Don't let electrical accidents crop up this spring
Planting season is one of the busiest times of the year. Yet, farmers and their helpers need to pay as much attention to what's above their heads and within reach of their machinery as they do to their tillage and planting work, says Eric Hamm, manager of safety services for Otter Tail Power Company.
When farmers work long hours, it's easy to overlook power lines and related equipment, according to Hamm. It is important to be careful not to snag electrical equipment with their machinery.
Here are some additional planting season safety tips.
Always have a spotter when moving large equipment near power lines or related equipment.
Pay special attention when hoisting truck boxes or folding tillage equipment for transport.
Lower augers to the lowest possible level before moving or transporting them.
Maintain adequate clearance between an electrical line and the top of any equipment.

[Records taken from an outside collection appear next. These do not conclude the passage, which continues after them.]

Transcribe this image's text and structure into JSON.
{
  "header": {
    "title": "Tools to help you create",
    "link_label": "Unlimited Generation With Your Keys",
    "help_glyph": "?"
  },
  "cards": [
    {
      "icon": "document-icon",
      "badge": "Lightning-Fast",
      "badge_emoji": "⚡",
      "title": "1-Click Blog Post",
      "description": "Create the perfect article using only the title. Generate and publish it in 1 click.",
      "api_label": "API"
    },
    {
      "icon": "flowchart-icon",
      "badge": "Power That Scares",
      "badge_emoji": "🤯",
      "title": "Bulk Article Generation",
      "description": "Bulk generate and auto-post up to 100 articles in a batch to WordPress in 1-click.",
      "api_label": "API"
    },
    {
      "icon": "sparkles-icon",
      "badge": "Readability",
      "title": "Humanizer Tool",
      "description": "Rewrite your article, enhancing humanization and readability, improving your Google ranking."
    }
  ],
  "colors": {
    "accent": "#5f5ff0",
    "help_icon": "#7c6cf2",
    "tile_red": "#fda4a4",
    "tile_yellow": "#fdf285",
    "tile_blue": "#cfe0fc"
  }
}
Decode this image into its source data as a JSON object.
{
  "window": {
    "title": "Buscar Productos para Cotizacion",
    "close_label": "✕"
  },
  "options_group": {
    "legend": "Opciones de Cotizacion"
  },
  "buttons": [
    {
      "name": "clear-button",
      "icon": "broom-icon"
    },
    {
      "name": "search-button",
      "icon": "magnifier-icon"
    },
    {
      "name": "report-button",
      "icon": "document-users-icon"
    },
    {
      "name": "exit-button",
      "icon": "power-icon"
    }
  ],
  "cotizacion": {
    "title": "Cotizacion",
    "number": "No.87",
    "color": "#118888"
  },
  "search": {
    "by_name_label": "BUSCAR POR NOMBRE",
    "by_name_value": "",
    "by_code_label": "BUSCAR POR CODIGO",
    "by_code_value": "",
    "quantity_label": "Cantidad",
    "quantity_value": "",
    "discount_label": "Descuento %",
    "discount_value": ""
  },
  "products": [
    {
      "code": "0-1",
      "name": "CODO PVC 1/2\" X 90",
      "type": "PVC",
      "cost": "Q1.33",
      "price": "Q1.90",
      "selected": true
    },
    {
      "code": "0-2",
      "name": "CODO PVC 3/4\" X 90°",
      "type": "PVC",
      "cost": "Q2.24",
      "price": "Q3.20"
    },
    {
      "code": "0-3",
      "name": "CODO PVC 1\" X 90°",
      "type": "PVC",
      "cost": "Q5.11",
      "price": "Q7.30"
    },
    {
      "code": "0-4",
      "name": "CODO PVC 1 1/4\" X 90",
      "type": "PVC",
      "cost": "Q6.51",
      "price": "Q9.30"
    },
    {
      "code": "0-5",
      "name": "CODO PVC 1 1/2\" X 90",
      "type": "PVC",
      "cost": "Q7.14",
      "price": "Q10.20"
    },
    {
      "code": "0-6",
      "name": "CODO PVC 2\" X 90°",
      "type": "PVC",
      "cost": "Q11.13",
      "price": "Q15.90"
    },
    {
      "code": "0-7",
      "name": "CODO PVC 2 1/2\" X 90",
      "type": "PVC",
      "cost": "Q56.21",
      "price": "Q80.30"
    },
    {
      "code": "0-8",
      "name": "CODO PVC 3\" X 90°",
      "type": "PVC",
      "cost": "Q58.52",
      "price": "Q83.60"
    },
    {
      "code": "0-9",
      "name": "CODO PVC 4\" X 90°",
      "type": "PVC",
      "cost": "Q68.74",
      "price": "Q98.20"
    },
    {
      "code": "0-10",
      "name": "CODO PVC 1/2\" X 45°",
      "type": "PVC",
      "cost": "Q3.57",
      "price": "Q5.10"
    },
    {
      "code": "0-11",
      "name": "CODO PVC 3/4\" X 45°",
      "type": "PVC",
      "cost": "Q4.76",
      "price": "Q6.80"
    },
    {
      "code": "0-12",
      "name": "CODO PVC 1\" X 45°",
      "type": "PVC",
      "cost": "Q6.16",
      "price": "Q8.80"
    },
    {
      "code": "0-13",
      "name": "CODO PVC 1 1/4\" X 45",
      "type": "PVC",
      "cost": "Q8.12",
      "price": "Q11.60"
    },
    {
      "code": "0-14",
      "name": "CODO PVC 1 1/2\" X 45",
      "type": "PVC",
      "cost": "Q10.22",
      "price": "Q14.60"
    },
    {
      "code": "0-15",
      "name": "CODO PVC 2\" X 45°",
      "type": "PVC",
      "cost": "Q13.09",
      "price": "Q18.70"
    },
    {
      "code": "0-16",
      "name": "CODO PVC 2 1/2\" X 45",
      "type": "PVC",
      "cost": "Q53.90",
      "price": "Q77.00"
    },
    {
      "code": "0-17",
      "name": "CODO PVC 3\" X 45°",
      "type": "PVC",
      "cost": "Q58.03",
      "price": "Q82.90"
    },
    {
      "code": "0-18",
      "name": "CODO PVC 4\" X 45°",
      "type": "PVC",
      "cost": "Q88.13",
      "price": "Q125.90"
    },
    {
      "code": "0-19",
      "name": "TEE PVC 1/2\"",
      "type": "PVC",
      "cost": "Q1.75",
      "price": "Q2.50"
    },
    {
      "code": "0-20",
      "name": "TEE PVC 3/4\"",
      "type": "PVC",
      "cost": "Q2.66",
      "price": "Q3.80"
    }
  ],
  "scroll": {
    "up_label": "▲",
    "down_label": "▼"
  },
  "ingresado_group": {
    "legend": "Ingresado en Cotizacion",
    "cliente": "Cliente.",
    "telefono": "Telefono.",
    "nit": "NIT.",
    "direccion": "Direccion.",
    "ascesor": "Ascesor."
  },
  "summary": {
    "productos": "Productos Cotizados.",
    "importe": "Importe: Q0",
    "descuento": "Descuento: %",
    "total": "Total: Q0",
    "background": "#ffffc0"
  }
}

Caution employees and family members about potential hazards.
Don't build new storage bins near overhead electrical lines.
Hamm adds that an electrical outage caused by mishandled farm machinery can impact a number of customers and poses a threat not only to the farmers involved but also to others who rely on electricity for critical systems.
"You pay for the repairs if you're responsible for the damage," Hamm said. "Replacing a pole, for example, easily can cost thousands of dollars."
If you are in a vehicle or equipment that's accidentally contacted an electrical source, Hamm says to remain there until help arrives. However, if there is danger of fire or explosion, jump with both feet together and shuffle away. Do not allow contact with the vehicle or equipment and the ground at the same time.
If you encounter an electrical accident, make sure the electrical source no longer poses a threat before assisting a victim. If in doubt, call 9-1-1 and wait until help arrives.
Victims who don't appear to be injured should seek medical advice because injury from electrical shock may not be immediately apparent.
Hamm said to be aware of what might be in the ground as well. Before tilling an unfamiliar field or doing any excavating, use the One Call service to locate buried utilities: 8-1-1 nationally or 1-800-252-1166 in Minnesota.